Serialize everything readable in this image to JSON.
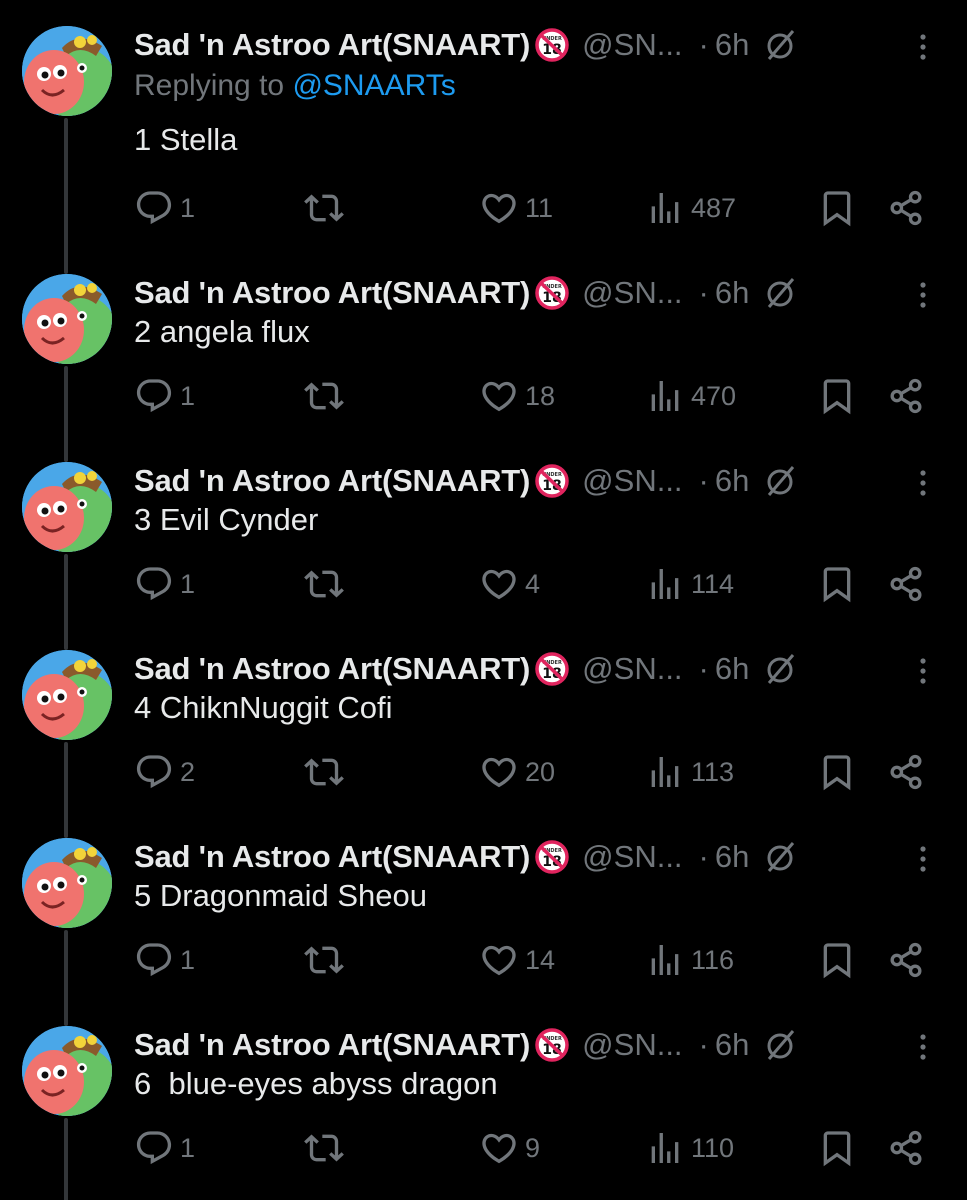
{
  "reply_to": {
    "prefix": "Replying to ",
    "mention": "@SNAARTs"
  },
  "colors": {
    "background": "#000000",
    "text": "#e7e9ea",
    "muted": "#71767b",
    "link": "#1d9bf0",
    "thread_line": "#333639"
  },
  "tweets": [
    {
      "name": "Sad 'n Astroo Art(SNAART)",
      "badge": "under-18-icon",
      "handle": "@SN...",
      "sep": "·",
      "time": "6h",
      "text": "1 Stella",
      "replies": "1",
      "reposts": "",
      "likes": "11",
      "views": "487"
    },
    {
      "name": "Sad 'n Astroo Art(SNAART)",
      "badge": "under-18-icon",
      "handle": "@SN...",
      "sep": "·",
      "time": "6h",
      "text": "2 angela flux",
      "replies": "1",
      "reposts": "",
      "likes": "18",
      "views": "470"
    },
    {
      "name": "Sad 'n Astroo Art(SNAART)",
      "badge": "under-18-icon",
      "handle": "@SN...",
      "sep": "·",
      "time": "6h",
      "text": "3 Evil Cynder",
      "replies": "1",
      "reposts": "",
      "likes": "4",
      "views": "114"
    },
    {
      "name": "Sad 'n Astroo Art(SNAART)",
      "badge": "under-18-icon",
      "handle": "@SN...",
      "sep": "·",
      "time": "6h",
      "text": "4 ChiknNuggit Cofi",
      "replies": "2",
      "reposts": "",
      "likes": "20",
      "views": "113"
    },
    {
      "name": "Sad 'n Astroo Art(SNAART)",
      "badge": "under-18-icon",
      "handle": "@SN...",
      "sep": "·",
      "time": "6h",
      "text": "5 Dragonmaid Sheou",
      "replies": "1",
      "reposts": "",
      "likes": "14",
      "views": "116"
    },
    {
      "name": "Sad 'n Astroo Art(SNAART)",
      "badge": "under-18-icon",
      "handle": "@SN...",
      "sep": "·",
      "time": "6h",
      "text": "6  blue-eyes abyss dragon",
      "replies": "1",
      "reposts": "",
      "likes": "9",
      "views": "110"
    }
  ]
}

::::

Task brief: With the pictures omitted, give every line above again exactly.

Your response:
Serialize everything readable in this image to JSON.
{
  "reply_to": {
    "prefix": "Replying to ",
    "mention": "@SNAARTs"
  },
  "colors": {
    "background": "#000000",
    "text": "#e7e9ea",
    "muted": "#71767b",
    "link": "#1d9bf0",
    "thread_line": "#333639"
  },
  "tweets": [
    {
      "name": "Sad 'n Astroo Art(SNAART)",
      "badge": "under-18-icon",
      "handle": "@SN...",
      "sep": "·",
      "time": "6h",
      "text": "1 Stella",
      "replies": "1",
      "reposts": "",
      "likes": "11",
      "views": "487"
    },
    {
      "name": "Sad 'n Astroo Art(SNAART)",
      "badge": "under-18-icon",
      "handle": "@SN...",
      "sep": "·",
      "time": "6h",
      "text": "2 angela flux",
      "replies": "1",
      "reposts": "",
      "likes": "18",
      "views": "470"
    },
    {
      "name": "Sad 'n Astroo Art(SNAART)",
      "badge": "under-18-icon",
      "handle": "@SN...",
      "sep": "·",
      "time": "6h",
      "text": "3 Evil Cynder",
      "replies": "1",
      "reposts": "",
      "likes": "4",
      "views": "114"
    },
    {
      "name": "Sad 'n Astroo Art(SNAART)",
      "badge": "under-18-icon",
      "handle": "@SN...",
      "sep": "·",
      "time": "6h",
      "text": "4 ChiknNuggit Cofi",
      "replies": "2",
      "reposts": "",
      "likes": "20",
      "views": "113"
    },
    {
      "name": "Sad 'n Astroo Art(SNAART)",
      "badge": "under-18-icon",
      "handle": "@SN...",
      "sep": "·",
      "time": "6h",
      "text": "5 Dragonmaid Sheou",
      "replies": "1",
      "reposts": "",
      "likes": "14",
      "views": "116"
    },
    {
      "name": "Sad 'n Astroo Art(SNAART)",
      "badge": "under-18-icon",
      "handle": "@SN...",
      "sep": "·",
      "time": "6h",
      "text": "6  blue-eyes abyss dragon",
      "replies": "1",
      "reposts": "",
      "likes": "9",
      "views": "110"
    }
  ]
}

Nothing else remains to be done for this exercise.